Opposition leader says he regrets attack on PM
LEADER of the Parliamentary Opposition, Dr Godwin Friday said he regrets the attack on Prime Minister Dr Ralph Gonsalves.
The Prime Minister was struck in is head with a missile resulting in him having to seek medical attention at the Milton Cato Memorial Hospital (MCMH).
The opposition leader said the act of violence against Gonsalves is regrettable.
“I do not encourage violence in any action that I am involved in. I do not support any act of violence against any member of this honourable house or any person,” he continued.
“ I defend anyone’s right to defend their democratic principles. It is not my way…” the opposition leader said.
Friday continued to express his disapproval and disavowal of any act of violence during protest action and he requested the Deputy Prime Minister, Montgomery Daniel to update him on the status of the Prime Minister.
“That is no pretence and no withdrawal or changing of any position. That is the way I conduct my business…It is not a trite matter; it is not a small matter and I wish that to be registered in this Honourable House. We will continue to do our work and do it to the best of our ability.”
“I don’t believe any protester, any policeman, any politician’s life is worth a protest on the street of St Vincent and the Grenadines, however well-meaning they are,” he said. Yesterday’s protests outside the House of Assembly included members of the Public Service Union, SVG Teachers Union and supporters of the New Democratic Party, who all came together to express their disapproval of amendments to be made to the Public Health Act.
Member of Parliament for Central Kingstown, St Clair Leacock, joined Friday in his comments and noted further that if he were the Commissioner of Police he would have done a better job at protecting the Prime Minister. He also chastised the members on the government benches for chasting the opposition MP’s.
“It is disingenuous for the Unity Labour Party to lay claim to an objection. In fact, they repeatedly celebrate in this country, what they call the roadblock revolution when children were born in the streets of St Vincent. When ambulances couldn’t get to the hospital so we could go on and on and on because there is enough blame to be shared,” Leacock said in Parliament, after listing several examples of violent protests that have taken place in SVG.

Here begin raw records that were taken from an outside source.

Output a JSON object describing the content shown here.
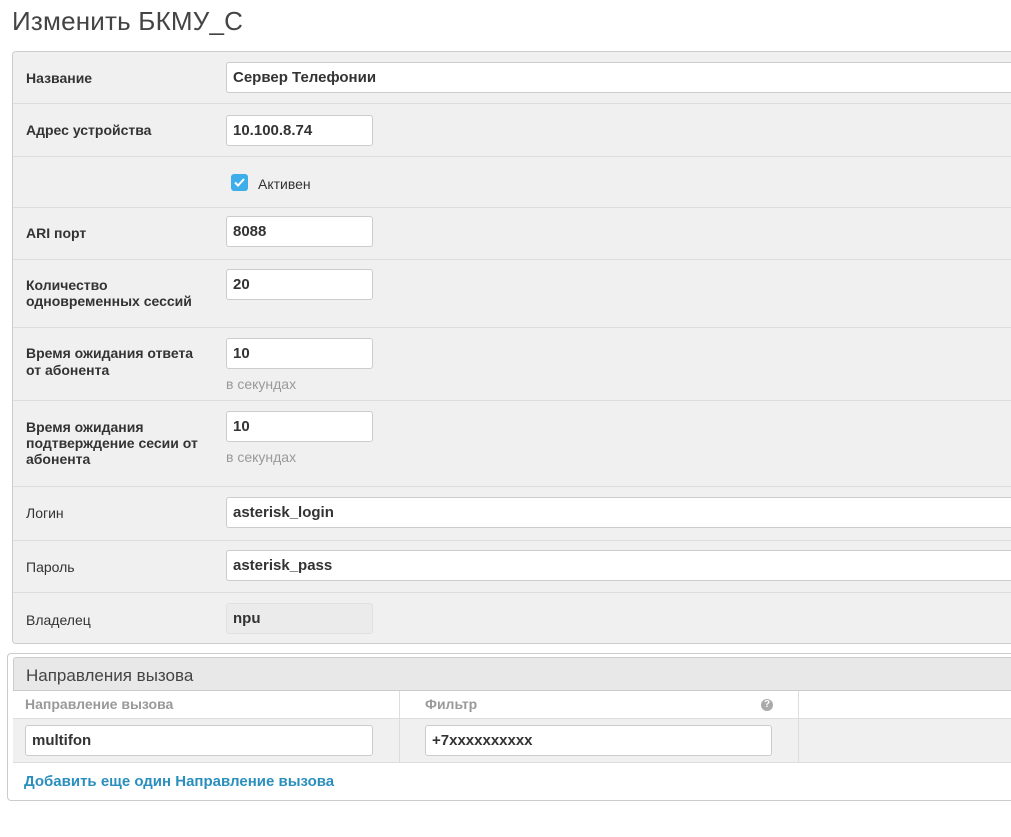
{
  "page": {
    "title": "Изменить БКМУ_С"
  },
  "form": {
    "name": {
      "label": "Название",
      "value": "Сервер Телефонии"
    },
    "address": {
      "label": "Адрес устройства",
      "value": "10.100.8.74"
    },
    "active": {
      "label": "Активен",
      "checked": true
    },
    "ari_port": {
      "label": "ARI порт",
      "value": "8088"
    },
    "sessions": {
      "label_line1": "Количество",
      "label_line2": "одновременных сессий",
      "value": "20"
    },
    "answer_timeout": {
      "label_line1": "Время ожидания ответа",
      "label_line2": "от абонента",
      "value": "10",
      "help": "в секундах"
    },
    "confirm_timeout": {
      "label_line1": "Время ожидания",
      "label_line2": "подтверждение сесии от",
      "label_line3": "абонента",
      "value": "10",
      "help": "в секундах"
    },
    "login": {
      "label": "Логин",
      "value": "asterisk_login"
    },
    "password": {
      "label": "Пароль",
      "value": "asterisk_pass"
    },
    "owner": {
      "label": "Владелец",
      "value": "npu"
    }
  },
  "inline": {
    "title": "Направления вызова",
    "headers": {
      "direction": "Направление вызова",
      "filter": "Фильтр"
    },
    "help_icon": "question-circle-icon",
    "rows": [
      {
        "direction": "multifon",
        "filter": "+7xxxxxxxxxx"
      }
    ],
    "add_link": "Добавить еще один Направление вызова"
  },
  "colors": {
    "accent": "#3daee9",
    "link": "#2a8fbd",
    "row_bg": "#f0f0f0",
    "border": "#cccccc"
  }
}
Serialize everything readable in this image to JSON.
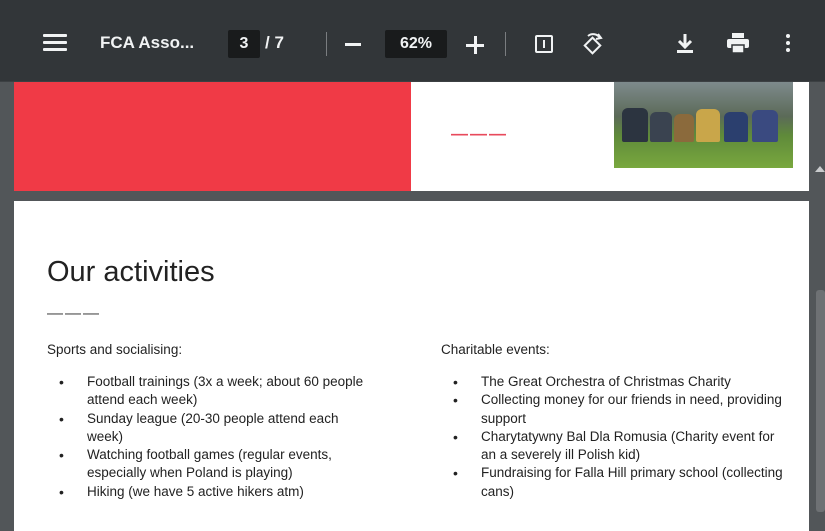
{
  "toolbar": {
    "title": "FCA Asso...",
    "current_page": "3",
    "page_separator": "/ 7",
    "zoom": "62%",
    "icons": [
      "menu-icon",
      "zoom-out-icon",
      "zoom-in-icon",
      "fit-page-icon",
      "rotate-icon",
      "download-icon",
      "print-icon",
      "more-options-icon"
    ]
  },
  "previous_page": {
    "dashes": "———",
    "accent_color": "#f03a46"
  },
  "page": {
    "heading": "Our activities",
    "heading_dash": "———",
    "left_column": {
      "title": "Sports and socialising:",
      "items": [
        "Football trainings (3x a week; about 60 people attend each week)",
        "Sunday league (20-30 people attend each week)",
        "Watching football games (regular events, especially when Poland is playing)",
        "Hiking (we have 5 active hikers atm)"
      ]
    },
    "right_column": {
      "title": "Charitable events:",
      "items": [
        "The Great Orchestra of Christmas Charity",
        "Collecting money for our friends in need, providing support",
        "Charytatywny Bal Dla Romusia (Charity event for an a severely ill Polish kid)",
        "Fundraising for Falla Hill primary school (collecting cans)"
      ]
    }
  },
  "colors": {
    "toolbar_bg": "#323639",
    "viewer_bg": "#525659",
    "accent_red": "#f03a46"
  }
}
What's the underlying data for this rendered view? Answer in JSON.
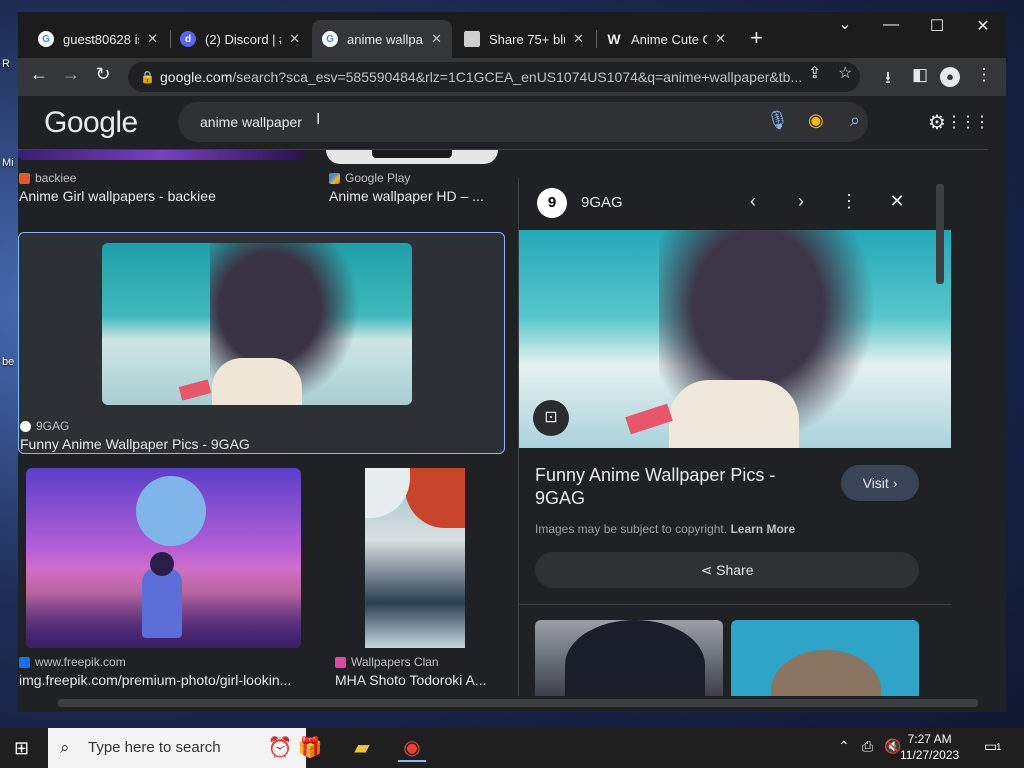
{
  "desktop": {
    "labels": [
      "R",
      "Mi",
      "be"
    ]
  },
  "tabs": [
    {
      "title": "guest80628 is",
      "favicon": "google-icon"
    },
    {
      "title": "(2) Discord | #",
      "favicon": "discord-icon"
    },
    {
      "title": "anime wallpap",
      "favicon": "google-icon",
      "active": true
    },
    {
      "title": "Share 75+ blu",
      "favicon": "page-icon"
    },
    {
      "title": "Anime Cute G",
      "favicon": "w-icon"
    }
  ],
  "address_bar": {
    "host": "google.com",
    "path": "/search?sca_esv=585590484&rlz=1C1GCEA_enUS1074US1074&q=anime+wallpaper&tb..."
  },
  "google": {
    "logo": "Google",
    "query": "anime wallpaper"
  },
  "results": {
    "top_row": [
      {
        "source": "backiee",
        "caption": "Anime Girl wallpapers - backiee"
      },
      {
        "source": "Google Play",
        "caption": "Anime wallpaper HD – ..."
      }
    ],
    "selected": {
      "source": "9GAG",
      "caption": "Funny Anime Wallpaper Pics - 9GAG"
    },
    "bottom_row": [
      {
        "source": "www.freepik.com",
        "caption": "img.freepik.com/premium-photo/girl-lookin..."
      },
      {
        "source": "Wallpapers Clan",
        "caption": "MHA Shoto Todoroki A..."
      }
    ]
  },
  "panel": {
    "logo_glyph": "9",
    "source": "9GAG",
    "title": "Funny Anime Wallpaper Pics - 9GAG",
    "visit_label": "Visit",
    "copyright": "Images may be subject to copyright.",
    "learn_more": "Learn More",
    "share_label": "Share"
  },
  "taskbar": {
    "search_placeholder": "Type here to search",
    "time": "7:27 AM",
    "date": "11/27/2023",
    "notification_count": "1"
  },
  "colors": {
    "accent": "#8ab4f8",
    "page_bg": "#202124",
    "tab_active": "#35363a"
  }
}
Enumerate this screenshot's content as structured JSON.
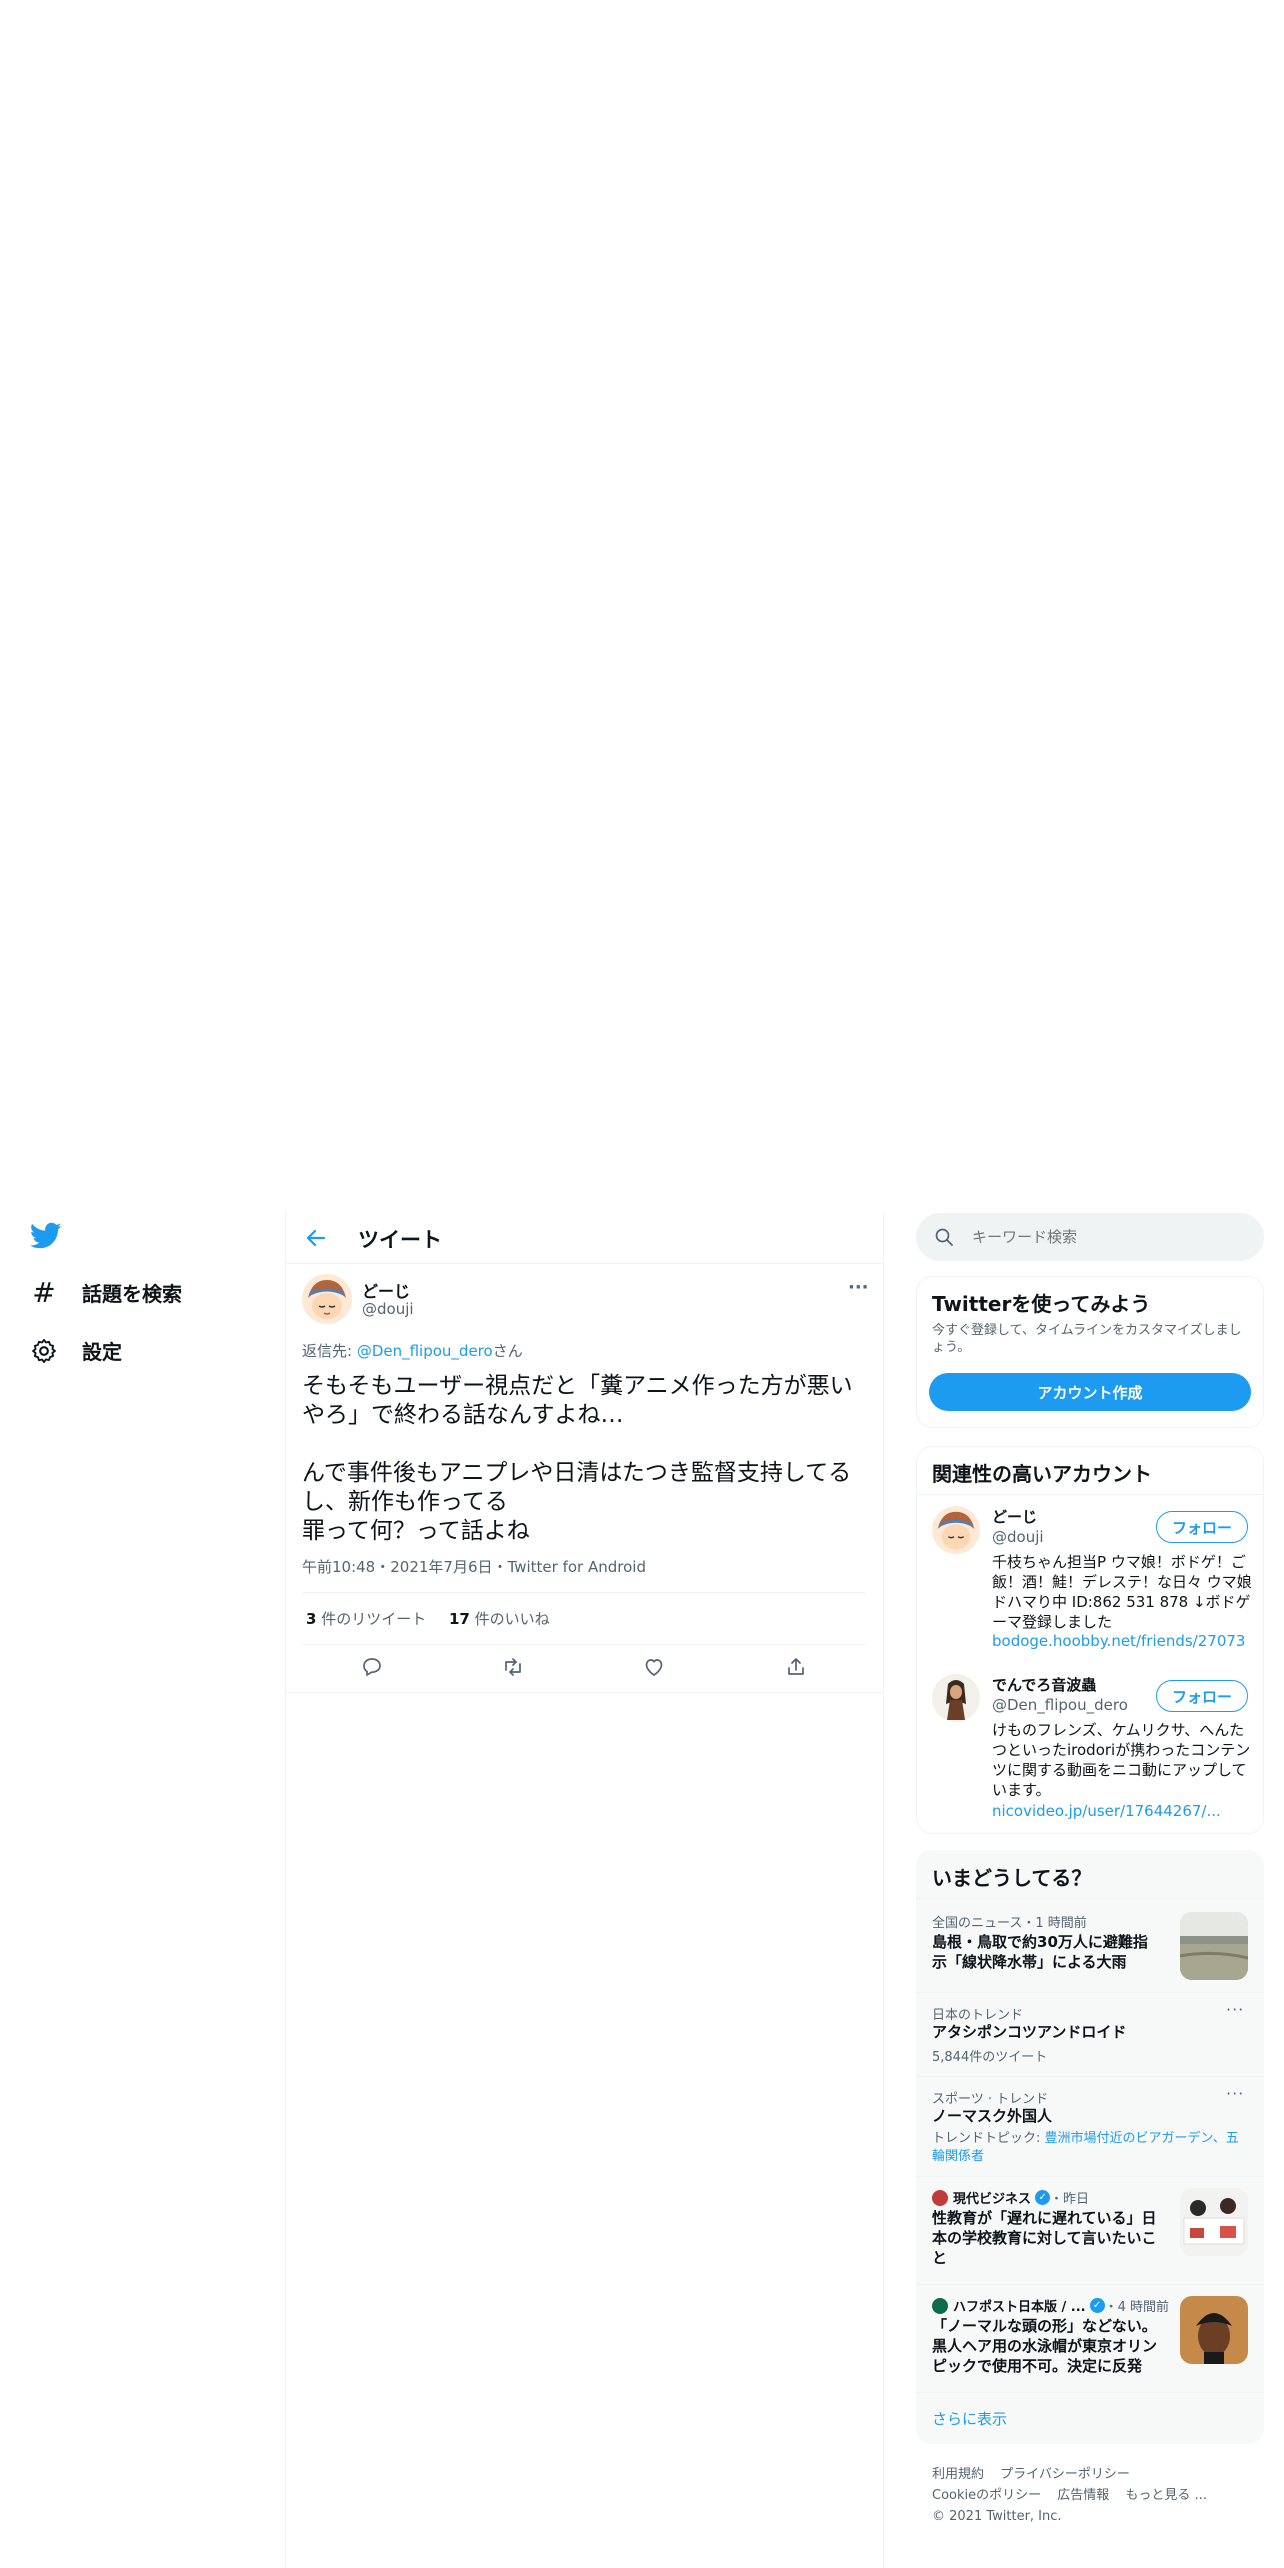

He also noted that his colleague and parliamentary representative for West Kingstown, Daniel Cummings was currently in Trinidad, trying to recover from injury to his neck, back and arm – a consequence of being physically thrown out of Parliament by Police, under similar circumstances.
Leacock noted that protests, even of a robust nature, were a part of this country’s democracy.
“That said…I do not take kindly to the physical injury to the Honourable Prime Minister but as firmly as I address that regret, that remorse, and with all of the sincerity, I am saying to you Madam Speaker, if I was the Commissioner of Police today in St Vincent and the Grenadines, I would not have allowed the Prime Minister to alight his vehicle at the point of the Coreas trading where there’s an angry crowd and to walk… outside of his vehicle where he is sheltered and protected, through that crowd, into the Parliament building.”